MTV strips content from Windows Vista and XP

The MTV and Microsoft alliance using Windows Media Player 11 as a platform proved less than a success story. As a matter of fact, it fell flat despite the expectations that it generated upon the initiation of the project. URGE was the child of the Microsoft and MTV marriage, but the Redmond company rushed to […]

The MTV and Microsoft alliance using Windows Media Player 11 as a platform proved less than a success story. As a matter of fact, it fell flat despite the expectations that it generated upon the initiation of the project. URGE was the child of the Microsoft and MTV marriage, but the Redmond company rushed to abandon it as it focused entirely on the Zune digital media player and the adjacent Zune Marketplace. While "the seamless integration of Microsoft Windows Media Player 11 and MTV Networks’ URGE, [was] designed to bring the emotional connection of music to the forefront of the digital entertainment experience," it brought nothing instead.
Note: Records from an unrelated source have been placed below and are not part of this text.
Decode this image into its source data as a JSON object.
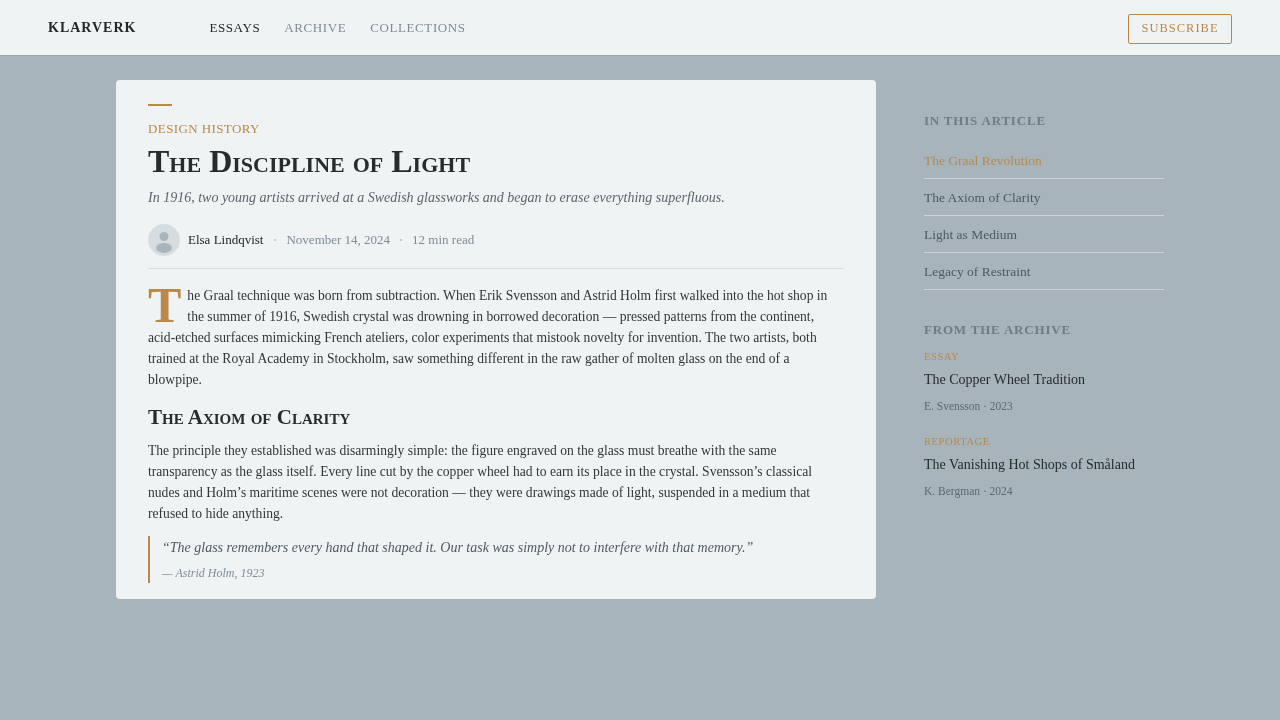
{
  "header": {
    "logo": "KLARVERK",
    "nav": [
      {
        "label": "ESSAYS",
        "selected": true
      },
      {
        "label": "ARCHIVE",
        "selected": false
      },
      {
        "label": "COLLECTIONS",
        "selected": false
      }
    ],
    "subscribe_button": "SUBSCRIBE"
  },
  "article": {
    "category": "DESIGN HISTORY",
    "title": "The Discipline of Light",
    "subtitle": "In 1916, two young artists arrived at a Swedish glassworks and began to erase everything superfluous.",
    "author": {
      "name": "Elsa Lindqvist",
      "date": "November 14, 2024",
      "read_time": "12 min read"
    },
    "body": [
      {
        "kind": "paragraph",
        "drop_cap": true,
        "text": "The Graal technique was born from subtraction. When Erik Svensson and Astrid Holm first walked into the hot shop in the summer of 1916, Swedish crystal was drowning in borrowed decoration — pressed patterns from the continent, acid-etched surfaces mimicking French ateliers, color experiments that mistook novelty for invention. The two artists, both trained at the Royal Academy in Stockholm, saw something different in the raw gather of molten glass on the end of a blowpipe."
      },
      {
        "kind": "heading",
        "text": "The Axiom of Clarity"
      },
      {
        "kind": "paragraph",
        "drop_cap": false,
        "text": "The principle they established was disarmingly simple: the figure engraved on the glass must breathe with the same transparency as the glass itself. Every line cut by the copper wheel had to earn its place in the crystal. Svensson’s classical nudes and Holm’s maritime scenes were not decoration — they were drawings made of light, suspended in a medium that refused to hide anything."
      },
      {
        "kind": "quote",
        "text": "“The glass remembers every hand that shaped it. Our task was simply not to interfere with that memory.”",
        "cite": "— Astrid Holm, 1923"
      }
    ]
  },
  "sidebar": {
    "toc": {
      "heading": "IN THIS ARTICLE",
      "items": [
        {
          "label": "The Graal Revolution",
          "selected": true
        },
        {
          "label": "The Axiom of Clarity",
          "selected": false
        },
        {
          "label": "Light as Medium",
          "selected": false
        },
        {
          "label": "Legacy of Restraint",
          "selected": false
        }
      ]
    },
    "archive": {
      "heading": "FROM THE ARCHIVE",
      "items": [
        {
          "category": "ESSAY",
          "title": "The Copper Wheel Tradition",
          "meta": "E. Svensson · 2023"
        },
        {
          "category": "REPORTAGE",
          "title": "The Vanishing Hot Shops of Småland",
          "meta": "K. Bergman · 2024"
        }
      ]
    }
  }
}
Windows Media Player 11's URGE went unused instead of redefining the way Windows users traditionally discover and enjoy music. And instead of bridging Windows XP and Windows Vista with the content on the MTV Networks, URGE proved to be nothing more than a failure. In this context, MTV is considering killing the service altogether and abandoning its partnership with Microsoft. Viacom's MTV is currently in the process of discontinuing the URGE integration into Windows Media Player 11, and is no longer providing resources to the service.
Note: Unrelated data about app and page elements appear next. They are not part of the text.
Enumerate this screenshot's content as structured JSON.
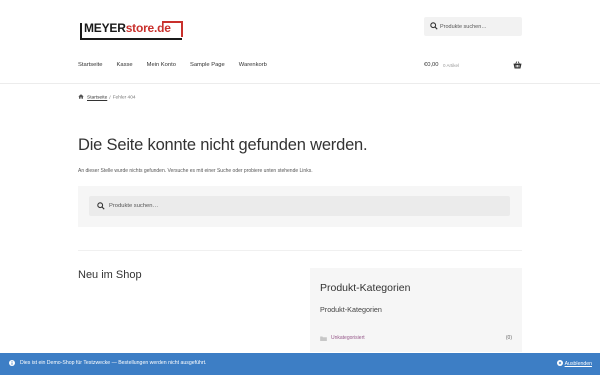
{
  "brand": {
    "logo_part1": "MEYER",
    "logo_part2": "store.de",
    "accent": "#c9302c",
    "ink": "#1a1a1a"
  },
  "header": {
    "search_placeholder": "Produkte suchen…",
    "nav": [
      "Startseite",
      "Kasse",
      "Mein Konto",
      "Sample Page",
      "Warenkorb"
    ],
    "cart": {
      "amount": "€0,00",
      "items": "0 Artikel",
      "icon": "basket-icon"
    }
  },
  "breadcrumb": {
    "home_icon": "home-icon",
    "home": "Startseite",
    "separator": "/",
    "current": "Fehler 404"
  },
  "main": {
    "title": "Die Seite konnte nicht gefunden werden.",
    "description": "An dieser Stelle wurde nichts gefunden. Versuche es mit einer Suche oder probiere unten stehende Links.",
    "search_placeholder": "Produkte suchen…"
  },
  "new_in_shop": {
    "heading": "Neu im Shop"
  },
  "categories_widget": {
    "heading": "Produkt-Kategorien",
    "subheading": "Produkt-Kategorien",
    "items": [
      {
        "label": "Unkategorisiert",
        "count": "(0)",
        "icon": "folder-icon"
      }
    ],
    "link_color": "#96588a"
  },
  "store_notice": {
    "message": "Dies ist ein Demo-Shop für Testzwecke — Bestellungen werden nicht ausgeführt.",
    "dismiss": "Ausblenden",
    "background": "#3d7ec5"
  }
}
MTV is reported to enter a collaboration with RealNetworks, according to Wall Street Journal. With such a move, MTV would not only rival Apple but also Microsoft's Zune Marketplace. However, the Redmond company will end up stripped of one of the most recognizable brands in the music industry. And although the partnership with MTV failed to get off the ground in the online space, Microsoft at least had a reserve with a healthy amount of potential, but just lacking a coherent web strategy and direction.

Additionally, Microsoft now has to go alone against Apple in the online music market. And the Redmond company is nothing short of handicapped in this respect. As of mid 2007, Microsoft managed to sell over 1 million Zune devices, and the Zune marketplace featured a total of 2.6 million songs. By comparison, the iTunes is offering in excess of six million items, and passed the three billion sold songs at the end of July.
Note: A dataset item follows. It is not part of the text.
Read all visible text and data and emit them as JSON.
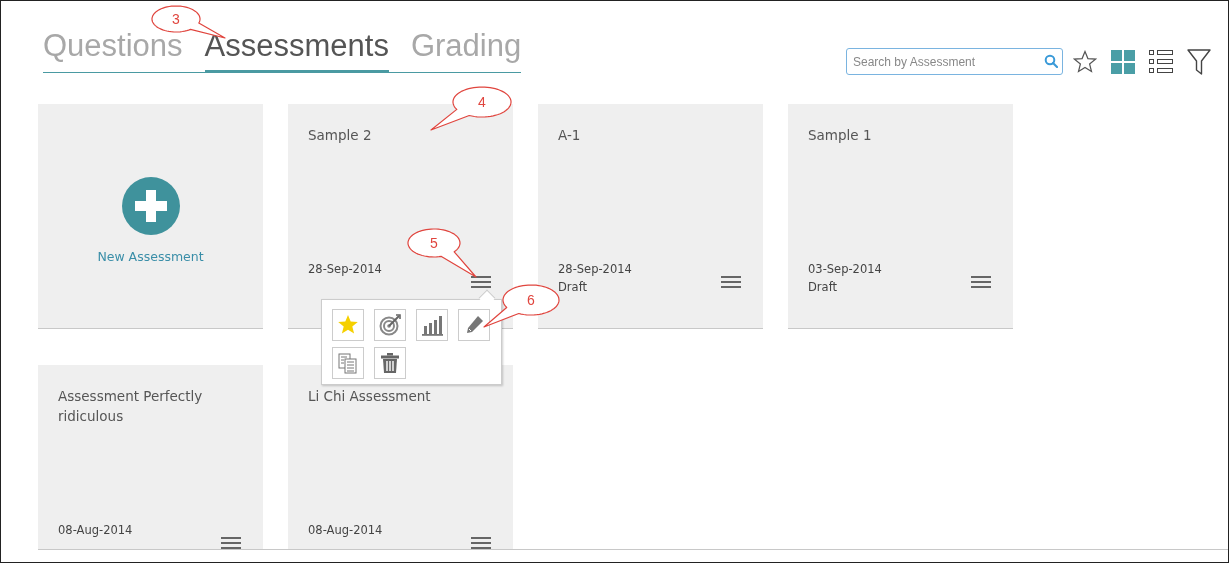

Microsoft, MTV, Music, Video, Online Music, Online Video, Windows Media Player, Windows Vista, Windows XP, URGE, Apple, RealNetworks, Zune

Source:? softpedia